Eagles were attacking each other and flying all over. After last night’s discussions, everyone moved over to shooting manual, and found it successful and stayed there the whole week.
Everyone got lots of inflight images as the guests were trying out the new techniques learned during the workshop.
Today we photographed the following species in addition to the eagles:
- Trumpeter Swans
- Brown Bear footprints in the snow
After a full day in the field, we headed back to Haines. Dinner tonight was at another local eatery, and we relaxed with Halibut fish and some local drinks from the distillery.
Presentation tonight continued on inflight techniques, and we addressed many different autofocus settings and how to improve the quality of the images. As we concluded the evening, the snow began to fall.
We woke to 6” of fresh snow on the ground. The trees were beautiful with the snow sticking to them.

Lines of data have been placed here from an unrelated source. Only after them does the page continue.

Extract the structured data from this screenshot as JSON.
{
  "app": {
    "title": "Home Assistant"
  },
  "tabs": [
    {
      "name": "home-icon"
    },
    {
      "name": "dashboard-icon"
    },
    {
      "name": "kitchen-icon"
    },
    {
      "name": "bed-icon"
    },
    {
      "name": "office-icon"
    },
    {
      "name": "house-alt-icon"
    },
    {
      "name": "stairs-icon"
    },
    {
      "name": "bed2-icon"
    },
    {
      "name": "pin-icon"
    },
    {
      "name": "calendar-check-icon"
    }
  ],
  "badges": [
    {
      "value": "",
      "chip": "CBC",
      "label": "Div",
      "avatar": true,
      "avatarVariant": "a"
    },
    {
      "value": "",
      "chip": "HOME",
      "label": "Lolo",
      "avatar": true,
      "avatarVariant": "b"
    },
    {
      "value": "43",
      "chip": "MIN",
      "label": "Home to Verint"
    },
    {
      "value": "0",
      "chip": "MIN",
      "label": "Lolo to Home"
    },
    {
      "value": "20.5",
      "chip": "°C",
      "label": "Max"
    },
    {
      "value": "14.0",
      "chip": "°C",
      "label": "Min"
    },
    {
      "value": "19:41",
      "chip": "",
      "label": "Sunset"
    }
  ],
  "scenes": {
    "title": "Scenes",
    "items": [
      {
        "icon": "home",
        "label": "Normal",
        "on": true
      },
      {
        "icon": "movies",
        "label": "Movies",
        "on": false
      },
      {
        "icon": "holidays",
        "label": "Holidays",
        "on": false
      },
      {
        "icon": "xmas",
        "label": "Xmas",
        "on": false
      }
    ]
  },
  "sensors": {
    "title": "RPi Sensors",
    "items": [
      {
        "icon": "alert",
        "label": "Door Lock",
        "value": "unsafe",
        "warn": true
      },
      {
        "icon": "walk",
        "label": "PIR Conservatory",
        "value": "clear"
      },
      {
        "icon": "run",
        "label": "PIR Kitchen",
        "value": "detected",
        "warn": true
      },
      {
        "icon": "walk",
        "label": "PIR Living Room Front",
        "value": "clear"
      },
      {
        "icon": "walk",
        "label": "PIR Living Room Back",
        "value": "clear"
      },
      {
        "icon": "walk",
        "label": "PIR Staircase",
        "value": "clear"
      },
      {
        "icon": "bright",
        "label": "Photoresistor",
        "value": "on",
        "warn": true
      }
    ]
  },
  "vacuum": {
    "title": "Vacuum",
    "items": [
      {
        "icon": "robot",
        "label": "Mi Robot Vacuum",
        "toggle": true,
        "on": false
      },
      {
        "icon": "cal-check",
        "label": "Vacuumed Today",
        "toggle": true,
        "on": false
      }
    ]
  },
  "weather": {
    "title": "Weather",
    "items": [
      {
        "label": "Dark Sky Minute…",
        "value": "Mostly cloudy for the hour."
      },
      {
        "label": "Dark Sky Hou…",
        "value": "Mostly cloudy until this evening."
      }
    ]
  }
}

We headed on out to photograph the eagles.
We were so fortunate as the preserve looked like a winter wonderland, with eagles.
We were able to get great close-ups of eagles today as little as 10 feet away. They would just land near us and feel completely comfortable as we took their photos. We also found two eagles perched together on a log while the snow fell that will be a perfect Christmas card.

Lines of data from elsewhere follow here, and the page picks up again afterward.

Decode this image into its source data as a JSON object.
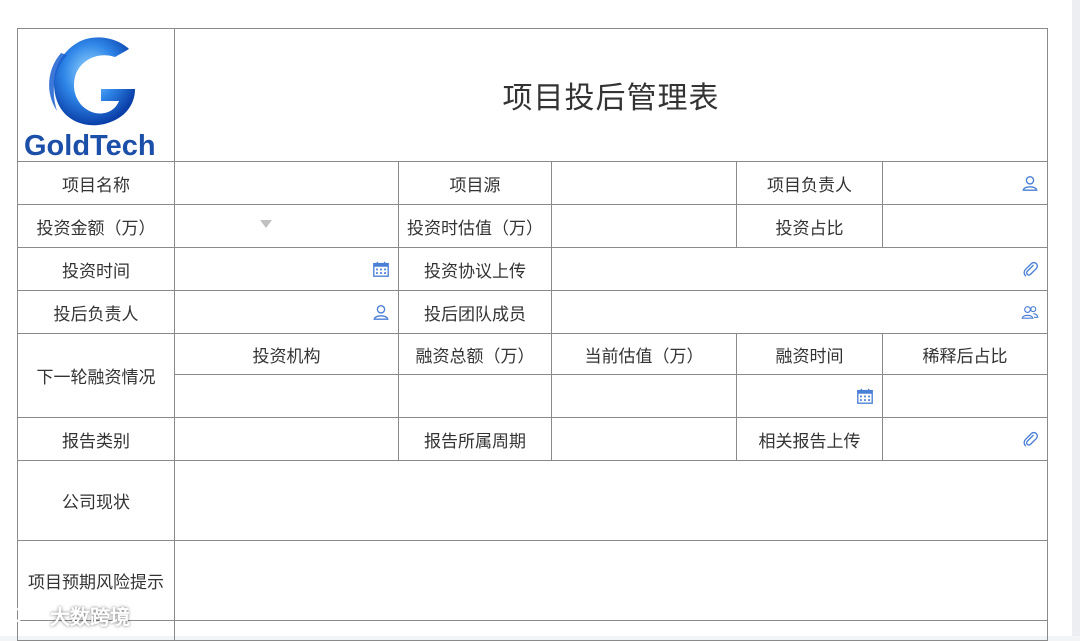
{
  "logo": {
    "text": "GoldTech",
    "letter": "G"
  },
  "title": "项目投后管理表",
  "labels": {
    "project_name": "项目名称",
    "project_source": "项目源",
    "project_lead": "项目负责人",
    "invest_amount": "投资金额（万）",
    "invest_valuation": "投资时估值（万）",
    "invest_ratio": "投资占比",
    "invest_time": "投资时间",
    "invest_agreement": "投资协议上传",
    "post_lead": "投后负责人",
    "post_team": "投后团队成员",
    "next_round": "下一轮融资情况",
    "report_type": "报告类别",
    "report_period": "报告所属周期",
    "report_upload": "相关报告上传",
    "company_status": "公司现状",
    "risk_hint": "项目预期风险提示"
  },
  "next_round_headers": [
    "投资机构",
    "融资总额（万）",
    "当前估值（万）",
    "融资时间",
    "稀释后占比"
  ],
  "icons": {
    "user": "user-icon",
    "users": "users-icon",
    "calendar": "calendar-icon",
    "attachment": "paperclip-icon",
    "dropdown": "chevron-down-icon"
  },
  "colors": {
    "icon": "#4a7fd6",
    "border": "#8a8a8a",
    "dropdown": "#c0c0c0"
  },
  "watermark": "大数跨境"
}
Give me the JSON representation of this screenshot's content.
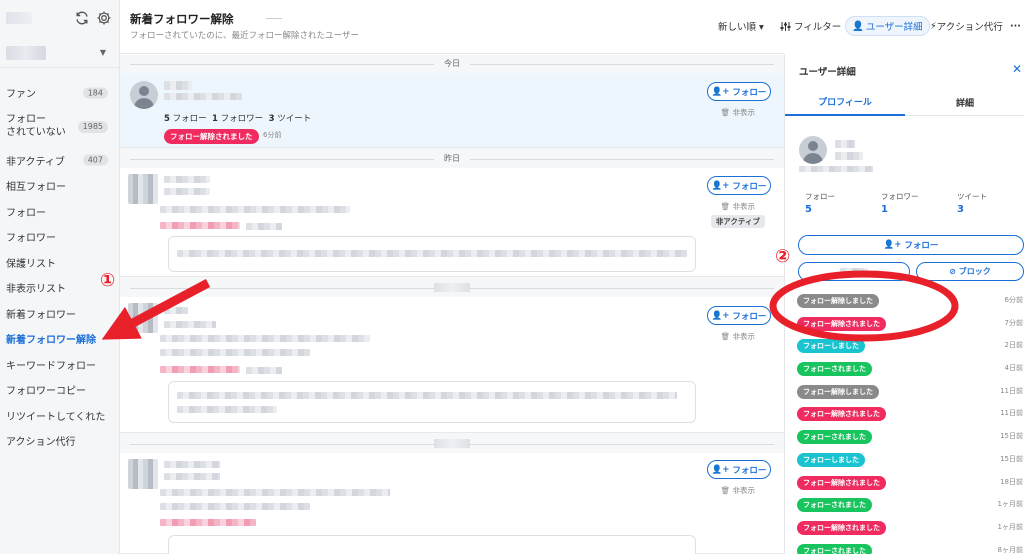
{
  "sidebar": {
    "items": [
      {
        "label": "ファン",
        "badge": "184"
      },
      {
        "label": "フォロー\nされていない",
        "badge": "1985"
      },
      {
        "label": "非アクティブ",
        "badge": "407"
      },
      {
        "label": "相互フォロー"
      },
      {
        "label": "フォロー"
      },
      {
        "label": "フォロワー"
      },
      {
        "label": "保護リスト"
      },
      {
        "label": "非表示リスト"
      },
      {
        "label": "新着フォロワー"
      },
      {
        "label": "新着フォロワー解除",
        "active": true
      },
      {
        "label": "キーワードフォロー"
      },
      {
        "label": "フォロワーコピー"
      },
      {
        "label": "リツイートしてくれた"
      },
      {
        "label": "アクション代行"
      }
    ]
  },
  "header": {
    "title": "新着フォロワー解除",
    "subtitle": "フォローされていたのに、最近フォロー解除されたユーザー"
  },
  "toolbar": {
    "sort": "新しい順 ▾",
    "filter": "フィルター",
    "user_detail": "ユーザー詳細",
    "action": "アクション代行",
    "more": "···"
  },
  "feed": {
    "sep_today": "今日",
    "sep_yesterday": "昨日",
    "card1": {
      "following_count": "5",
      "following_label": "フォロー",
      "followers_count": "1",
      "followers_label": "フォロワー",
      "tweets_count": "3",
      "tweets_label": "ツイート",
      "status": "フォロー解除されました",
      "ago": "6分前"
    },
    "follow_label": "フォロー",
    "hide_label": "非表示",
    "inactive_label": "非アクティブ"
  },
  "panel": {
    "title": "ユーザー詳細",
    "tab_profile": "プロフィール",
    "tab_detail": "詳細",
    "following_label": "フォロー",
    "following_value": "5",
    "followers_label": "フォロワー",
    "followers_value": "1",
    "tweets_label": "ツイート",
    "tweets_value": "3",
    "follow_btn": "フォロー",
    "block_btn": "ブロック",
    "history": [
      {
        "label": "フォロー解除しました",
        "color": "#8a8a8a",
        "time": "6分前"
      },
      {
        "label": "フォロー解除されました",
        "color": "#ef2b5f",
        "time": "7分前"
      },
      {
        "label": "フォローしました",
        "color": "#19c3cf",
        "time": "2日前"
      },
      {
        "label": "フォローされました",
        "color": "#17c45e",
        "time": "4日前"
      },
      {
        "label": "フォロー解除しました",
        "color": "#8a8a8a",
        "time": "11日前"
      },
      {
        "label": "フォロー解除されました",
        "color": "#ef2b5f",
        "time": "11日前"
      },
      {
        "label": "フォローされました",
        "color": "#17c45e",
        "time": "15日前"
      },
      {
        "label": "フォローしました",
        "color": "#19c3cf",
        "time": "15日前"
      },
      {
        "label": "フォロー解除されました",
        "color": "#ef2b5f",
        "time": "18日前"
      },
      {
        "label": "フォローされました",
        "color": "#17c45e",
        "time": "1ヶ月前"
      },
      {
        "label": "フォロー解除されました",
        "color": "#ef2b5f",
        "time": "1ヶ月前"
      },
      {
        "label": "フォローされました",
        "color": "#17c45e",
        "time": "8ヶ月前"
      }
    ]
  },
  "annotations": {
    "num1": "①",
    "num2": "②"
  },
  "colors": {
    "accent": "#1d6fd8",
    "annotation_red": "#e8202a",
    "unfollowed": "#ef2b5f"
  }
}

All day the snow fell, and we then found an eagle that hauled its bloody fish into the snow. The red really popped again the white snow.
As the sun got lower, we headed back to town.
Dinner tonight was back at the harbor for some more Alaskan specialties.
The lecture tonight was on the benefit of back button focus, and all the guests brought images they took to discuss with the group. We analyzed each image for composition and technical settings, so we can improve each day.
Today we worked on in-flight images as requested by the guests. We went to a location that offers us lots of opportunities for them to fly right next to us and the snowy backgrounds really add to the compositions.
We had another eagle that perched very close to us and photographed the eagle for excellent portraits.
As the day went on, we continued to work the whole river for new opportunities.
For lunch today, we headed to a real authentic Alaskan roadhouse for lunch. We enjoy big burgers and delicious chili.
With full bellies, we headed back on the river, we continued photographing the eagles, and even a couple of trumpeter swans in flight.
For our evening discussion, we did an image review again for the day. Everyone really improved the quality of their images, and in-flight and action shots were the norm. Everyone is still shooting Manual and doing a fantastic job of it.
Our best day in the field! While it was raining in Haines, it was beautiful out in the preserve. We had the mountains out, a thin cloud layer to diffuse our images, and tons of action.
All day we enjoyed the action with eagles pulling fish out of the water and fighting over them. Once an eagle would drag a fish to the shore, we would have an hour of excitement as other eagles would dive bomb trying to display their dominance.
With full memory cards, and drained batteries, we headed back to Haines as the light faded. Today was certainly our biggest day, with the guests exceeding 4,000 images today due to all the action.
Heading out to dinner at a Mexican restaurant tonight, we traded stories from this exciting day.
Our lecture tonight was on Post Processing techniques followed by more image review from the day’s shoots. So many guests brought eagle attack images to share. Great to see so many sharp images with intense eagles with their talons out.
Our last morning in the field we started the day off with something I have never seen before. A bald eagle caught a merganser. The guests got great shots of this unique scene.
We continued photographing the eagles and found two perches that were great compositions, one with 5 eagles on it, and the other with 4. As the afternoon came, we packed up our gear and headed back to town, so everyone could take the ferry back to Juneau. As we waited for the ferry, it was great to talk about all the fun we had during the week.
It was fantastic to share the beauty of the eagles with Kim, Shari, Tom, Mary, Bella and Myung. I look forward to seeing your finished images of the eagles!